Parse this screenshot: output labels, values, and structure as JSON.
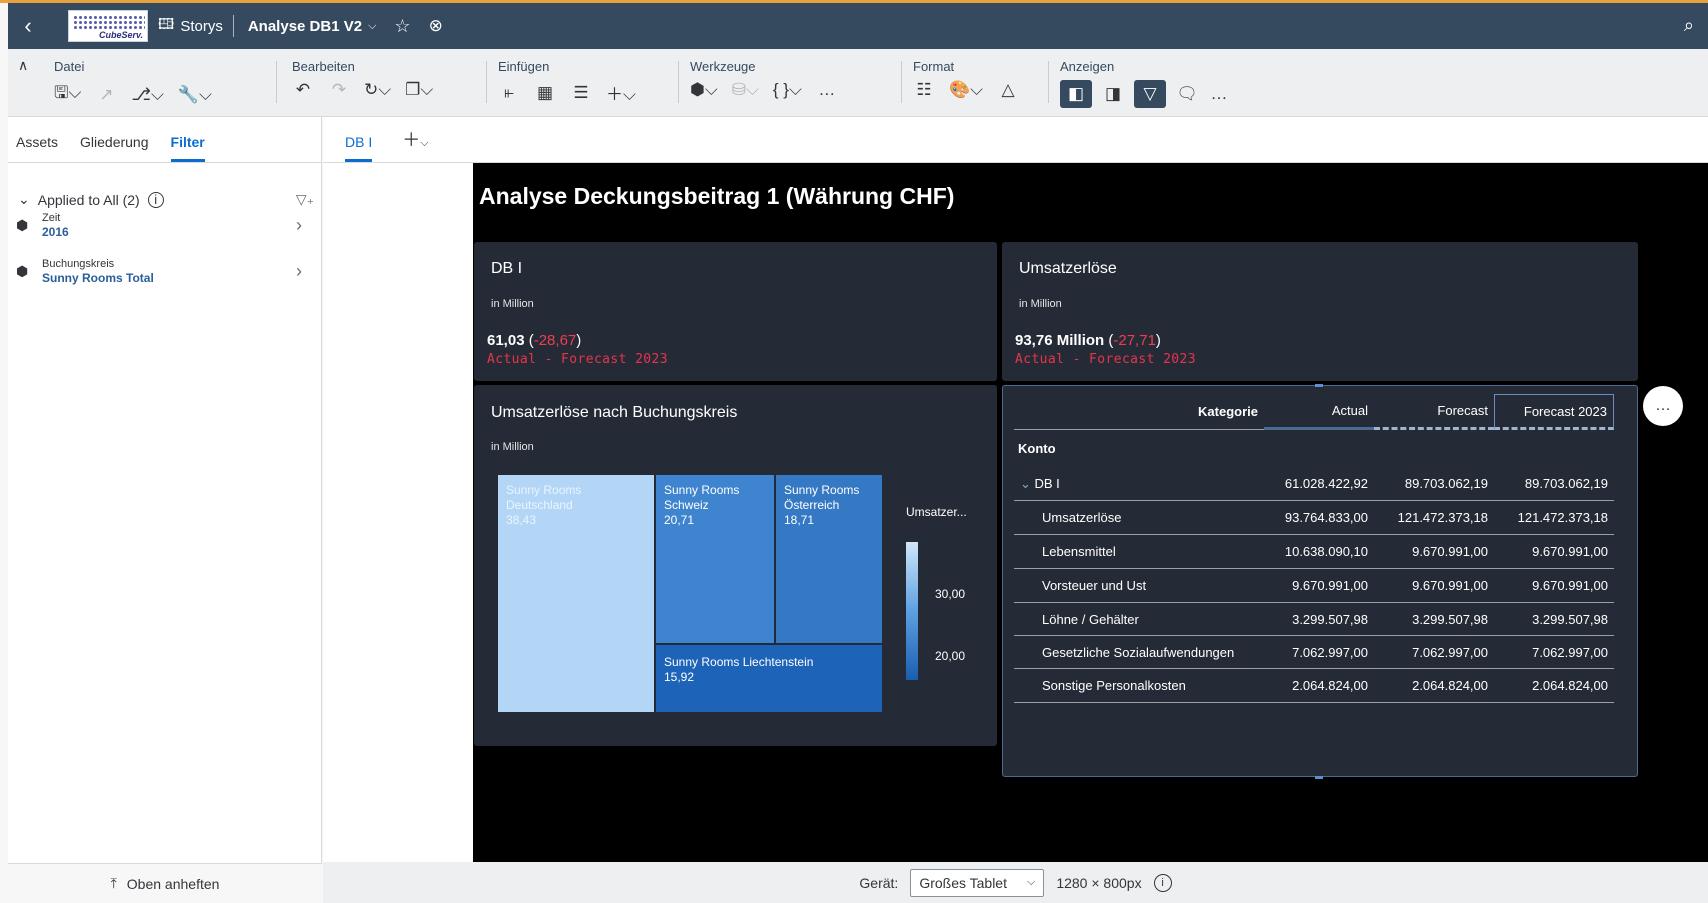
{
  "shell": {
    "logo_text": "CubeServ.",
    "storys_label": "Storys",
    "doc_title": "Analyse DB1 V2"
  },
  "toolbar": {
    "datei": "Datei",
    "bearbeiten": "Bearbeiten",
    "einfuegen": "Einfügen",
    "werkzeuge": "Werkzeuge",
    "format": "Format",
    "anzeigen": "Anzeigen"
  },
  "left": {
    "tabs": [
      "Assets",
      "Gliederung",
      "Filter"
    ],
    "applied": "Applied to All (2)",
    "filters": [
      {
        "label": "Zeit",
        "value": "2016"
      },
      {
        "label": "Buchungskreis",
        "value": "Sunny Rooms Total"
      }
    ],
    "pin_label": "Oben anheften"
  },
  "pagetabs": {
    "tab1": "DB I"
  },
  "story": {
    "title": "Analyse Deckungsbeitrag 1 (Währung CHF)",
    "kpi1": {
      "title": "DB I",
      "subtitle": "in Million",
      "value": "61,03",
      "delta_open": " (",
      "delta": "-28,67",
      "delta_close": ")",
      "label": "Actual - Forecast 2023"
    },
    "kpi2": {
      "title": "Umsatzerlöse",
      "subtitle": "in Million",
      "value": "93,76 Million",
      "delta_open": " (",
      "delta": "-27,71",
      "delta_close": ")",
      "label": "Actual - Forecast 2023"
    },
    "treemap_card": {
      "title": "Umsatzerlöse nach Buchungskreis",
      "subtitle": "in Million",
      "legend_title": "Umsatzer...",
      "legend_ticks": [
        "30,00",
        "20,00"
      ]
    },
    "table": {
      "headers": [
        "Kategorie",
        "Actual",
        "Forecast",
        "Forecast 2023"
      ],
      "section": "Konto",
      "rows": [
        {
          "label": "DB I",
          "actual": "61.028.422,92",
          "forecast": "89.703.062,19",
          "forecast2023": "89.703.062,19"
        },
        {
          "label": "Umsatzerlöse",
          "actual": "93.764.833,00",
          "forecast": "121.472.373,18",
          "forecast2023": "121.472.373,18"
        },
        {
          "label": "Lebensmittel",
          "actual": "10.638.090,10",
          "forecast": "9.670.991,00",
          "forecast2023": "9.670.991,00"
        },
        {
          "label": "Vorsteuer und Ust",
          "actual": "9.670.991,00",
          "forecast": "9.670.991,00",
          "forecast2023": "9.670.991,00"
        },
        {
          "label": "Löhne / Gehälter",
          "actual": "3.299.507,98",
          "forecast": "3.299.507,98",
          "forecast2023": "3.299.507,98"
        },
        {
          "label": "Gesetzliche Sozialaufwendungen",
          "actual": "7.062.997,00",
          "forecast": "7.062.997,00",
          "forecast2023": "7.062.997,00"
        },
        {
          "label": "Sonstige Personalkosten",
          "actual": "2.064.824,00",
          "forecast": "2.064.824,00",
          "forecast2023": "2.064.824,00"
        }
      ]
    }
  },
  "chart_data": {
    "type": "treemap",
    "title": "Umsatzerlöse nach Buchungskreis",
    "subtitle": "in Million",
    "legend_title": "Umsatzer...",
    "items": [
      {
        "name_lines": [
          "Sunny Rooms",
          "Deutschland"
        ],
        "value": 38.43,
        "value_label": "38,43",
        "color": "#b3d6f7"
      },
      {
        "name_lines": [
          "Sunny Rooms",
          "Schweiz"
        ],
        "value": 20.71,
        "value_label": "20,71",
        "color": "#3f84cf"
      },
      {
        "name_lines": [
          "Sunny Rooms",
          "Österreich"
        ],
        "value": 18.71,
        "value_label": "18,71",
        "color": "#3578c4"
      },
      {
        "name_lines": [
          "Sunny Rooms Liechtenstein"
        ],
        "value": 15.92,
        "value_label": "15,92",
        "color": "#1d63b8"
      }
    ]
  },
  "footer": {
    "geraet": "Gerät:",
    "device": "Großes Tablet",
    "resolution": "1280 × 800px"
  }
}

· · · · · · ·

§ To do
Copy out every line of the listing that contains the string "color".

§ Response
        "color": "#b3d6f7"
        "color": "#3f84cf"
        "color": "#3578c4"
        "color": "#1d63b8"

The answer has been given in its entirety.